According to Lassa, Larson, and Pasch, the measure to allow employers to reduce the hours of their union-represented employees without union approval could very well be the first blow in an effort to scale back private sector employee bargaining rights.
“Republicans began their war on bargaining rights with Act 10, and with this bill they have now turned their attention to private sector unions,” Senate Minority Leader Chris Larson (D-Milwaukee) said. “This bill is a clear opening shot at undermining private sector unions.”
“This is the beginning of ‘divide and conquer’ part two,” said State Senator Julie Lassa (D-Stevens Point). “The Farrow-Brooks bill says that private sector unions shouldn’t be able to negotiate for their members.

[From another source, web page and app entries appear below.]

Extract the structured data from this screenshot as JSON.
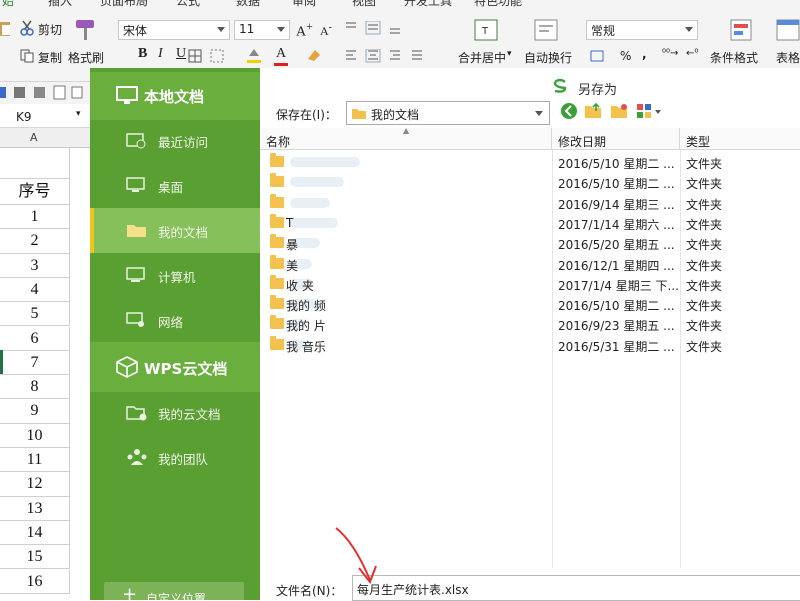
{
  "ribbon": {
    "tabs": [
      "始",
      "插入",
      "页面布局",
      "公式",
      "数据",
      "审阅",
      "视图",
      "开发工具",
      "特色功能"
    ],
    "cut": "剪切",
    "copy": "复制",
    "format_painter": "格式刷",
    "font_name": "宋体",
    "font_size": "11",
    "bold": "B",
    "italic": "I",
    "underline": "U",
    "merge_center": "合并居中",
    "wrap_text": "自动换行",
    "number_format": "常规",
    "percent": "%",
    "cond_format": "条件格式",
    "table_style": "表格",
    "font_color": "A"
  },
  "namebox": {
    "value": "K9"
  },
  "sheet": {
    "col_header": "A",
    "header_cell": "序号",
    "rows": [
      "1",
      "2",
      "3",
      "4",
      "5",
      "6",
      "7",
      "8",
      "9",
      "10",
      "11",
      "12",
      "13",
      "14",
      "15",
      "16"
    ]
  },
  "sidebar": {
    "local_title": "本地文档",
    "local_items": [
      {
        "label": "最近访问",
        "icon": "recent-icon"
      },
      {
        "label": "桌面",
        "icon": "desktop-icon"
      },
      {
        "label": "我的文档",
        "icon": "folder-icon"
      },
      {
        "label": "计算机",
        "icon": "computer-icon"
      },
      {
        "label": "网络",
        "icon": "network-icon"
      }
    ],
    "cloud_title": "WPS云文档",
    "cloud_items": [
      {
        "label": "我的云文档",
        "icon": "cloud-folder-icon"
      },
      {
        "label": "我的团队",
        "icon": "team-icon"
      }
    ],
    "custom_location": "自定义位置"
  },
  "dialog": {
    "title": "另存为",
    "save_in_label": "保存在(I)：",
    "save_in_value": "我的文档",
    "columns": {
      "name": "名称",
      "date": "修改日期",
      "type": "类型"
    },
    "files": [
      {
        "name": "",
        "date": "2016/5/10 星期二 ...",
        "type": "文件夹"
      },
      {
        "name": "",
        "date": "2016/5/10 星期二 ...",
        "type": "文件夹"
      },
      {
        "name": "",
        "date": "2016/9/14 星期三 ...",
        "type": "文件夹"
      },
      {
        "name": "T",
        "date": "2017/1/14 星期六 ...",
        "type": "文件夹"
      },
      {
        "name": "暴",
        "date": "2016/5/20 星期五 ...",
        "type": "文件夹"
      },
      {
        "name": "美",
        "date": "2016/12/1 星期四 ...",
        "type": "文件夹"
      },
      {
        "name": "收 夹",
        "date": "2017/1/4 星期三 下...",
        "type": "文件夹"
      },
      {
        "name": "我的 频",
        "date": "2016/5/10 星期二 ...",
        "type": "文件夹"
      },
      {
        "name": "我的 片",
        "date": "2016/9/23 星期五 ...",
        "type": "文件夹"
      },
      {
        "name": "我 音乐",
        "date": "2016/5/31 星期二 ...",
        "type": "文件夹"
      }
    ],
    "filename_label": "文件名(N)：",
    "filename_value": "每月生产统计表.xlsx"
  },
  "colors": {
    "sidebar_green": "#5a9f32",
    "selected_green": "#86c05b",
    "selection_bar": "#f0c419",
    "annotation_red": "#e03030"
  }
}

It’s one more step toward their goal of ending the right of Wisconsin citizens to have their voice heard in the workplace.”
Senate Bill 26 and its companion, Assembly Bill 15, were introduced on Friday and could come up for committee votes as soon as Thursday.
Keep in mind that while Republicans may deny these bills are part of a larger effort to weaken private sector unions, it was Gov. Scott Walker himself who said he wanted to make Wisconsin a “right to work” state by working to “divide and conquer” unions, starting with removing collective bargaining for public employees in Wisconsin.
We all remember Tommy Thompson’s ‘Stick it to ’em’ quote about Milwaukee back in 1995 or more recently Governor Walker’s recall speech ‘We don’t want to be like Milwaukee’. And several of our progressive candidates during the recent state primaries voiced the concern that we weren’t being adequately represented in Madison.
We have to fix that…and one of the first steps was electing new young progressive voices to elective state offices. The next one is having a united voice in the Capitol representing Milwaukee County.
From what I understand there is currently a casual Milwaukee Caucus in Madison. But it is time that a true non-partisan Milwaukee County Caucus becomes part of the environment. A caucus that regularly meets to discuss the issues and concerns relevant to all of Milwaukee County. Where the state senators and legislators that represent any and all areas of Milwaukee County can find a common voice to promote our common interests. A place where local elected officials and agencies can go to more effectively make their voice heard in Madison, whether they are mayors, county supervisors, school board members, or village administrators.
It seems like a simple thing but to me it seems that we have neglected to make sure that Milwaukee County has been effective in making it’s voice heard in our Capitol!